The Wall Street Journal opinion page is turning into the go-to source for documenting President Obama's supernatural influence over the thoughts and actions of IRS employees. Reagan DOJ veterans David Rivkin and Lee Casey wrote a May 21 Journal op-ed arguing that fault for the IRS's inappropriate targeting of conservative non-profit applicants lies with the president. "The Obama administration made clear its deep dislike of Citizens United and of the various new conservative groups spawned by the 'tea party' movement," they wrote, and "the IRS has always been well-attuned to even subtle guidance from the White House." That argument was borrowed from Kimberley Strassel's May 17 Journal column: "All [Obama] needed to do was exactly what he did do, in full view, for three years: Publicly suggest that conservative political groups were engaged in nefarious deeds."
This notion of bureaucrat whispering is, in isolation, a pretty big stretch. But the tableau created by Rivkin and Casey, in which politically savvy IRS employees scrutinize the president's every syllable and gesture with decoder rings at the ready, is ludicrous given what we now know about the tax agency office in Cincinnati where groups had their non-profit applications scrutinized. According to the New York Times, it was an understaffed, chaotic mess that got into trouble because it lacked guidance:
Overseen by a revolving cast of midlevel managers, stalled by miscommunication with I.R.S. lawyers and executives in Washington and confused about the rules they were enforcing, the Cincinnati specialists flagged virtually every application with Tea Party in its name. But their review went beyond conservative groups: more than 400 organizations came under scrutiny, including at least two dozen liberal-leaning ones and some that were seemingly apolitical.
Over three years, as the office struggled with a growing caseload of advocacy groups seeking tax exemptions, responsibility for the cases moved from one group of specialists to another, and the Determinations Unit, which handles all nonprofit applications, was reorganized. One batch of cases sat ignored for months. Few if any of the employees were experts on tax law, contributing to waves of questionnaires about groups' political activity and donors that top officials acknowledge were improper.

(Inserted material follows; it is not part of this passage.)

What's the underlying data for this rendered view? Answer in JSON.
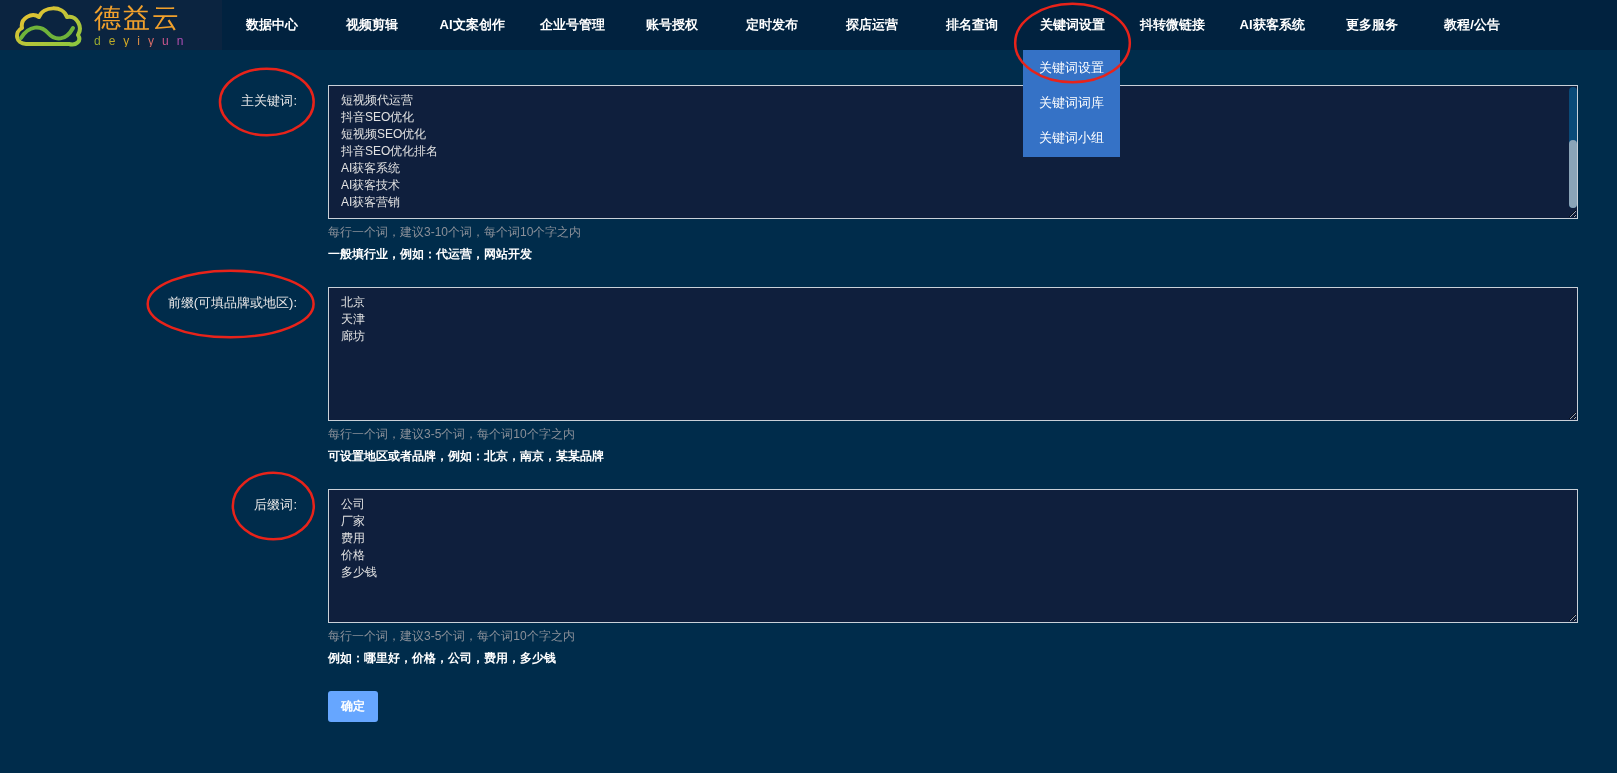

From the Times report, it seems like there's a lot to be said regarding the IRS's inefficiency and "dysfunction," to borrow from a former IRS employee quoted by the paper. But this notion that low-level bureaucrats are standing ready to receive secret political communiques from the president is an invention of conservative pundits looking to bridge the considerable distance between the fumbling IRS employees in Ohio and the Oval Office.